# Ampere hour

An ampere hour (abbreviated Ah or amp hr) is a unit of electric charge, usually used for batteries. This unit combines the amount of current with how long that current can be sustained until the battery completely discharges. Large batteries have several ampere hours but cell phones and other small devices have batteries with a total charge measured in milliampere hours. This measured quantity is called battery capacity.

The number of amp-hours in a battery is found by multiplying the amount of current (in amperes) by the time (in hours) a given current could flow before the battery runs out. This calculation gives the total amount of charge transferred. This unit is useful since a battery will be able to supply current for a longer period of time, than say a capacitor. Chemical reactions inside the battery are limited by the amount of material that can be eaten away, and how quickly, this means that to test the ampere hours of a battery one should use a low current relative to the battery's peak current capability.

1 Ah = 3,600 Coulombs

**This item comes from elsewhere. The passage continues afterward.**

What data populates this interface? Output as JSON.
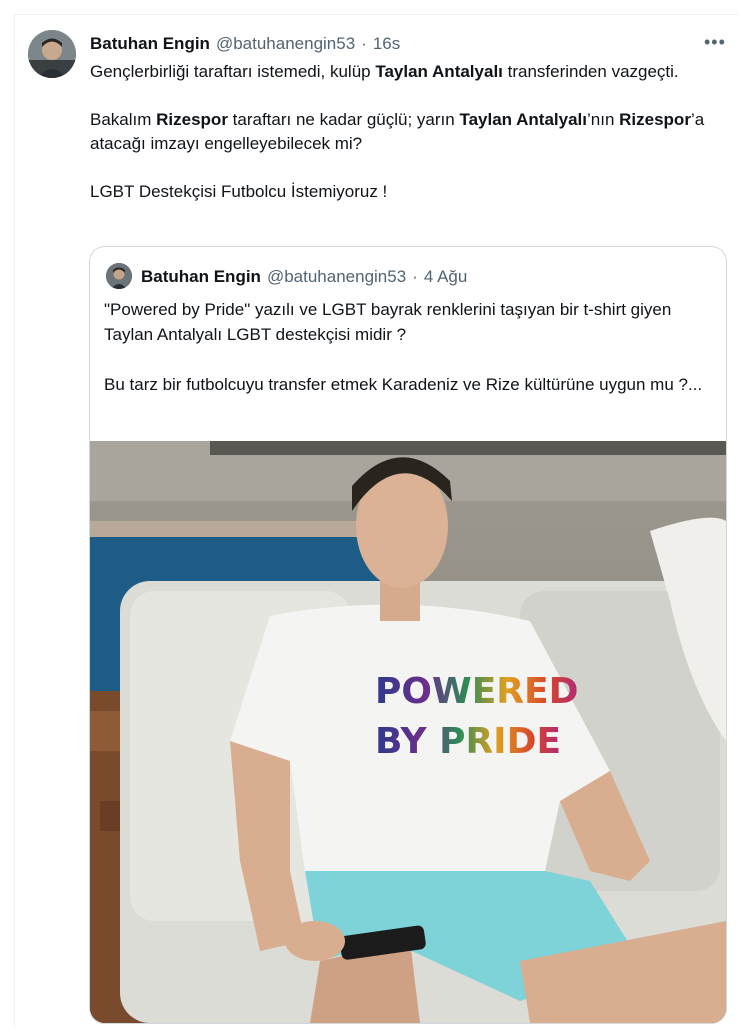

Often the amp hour is written on the side of a battery, which has a voltage (often 1.5 V). An ampere hour at 1 volt is a unit of energy, specifically the watt-hour (1/1000th of a kWh).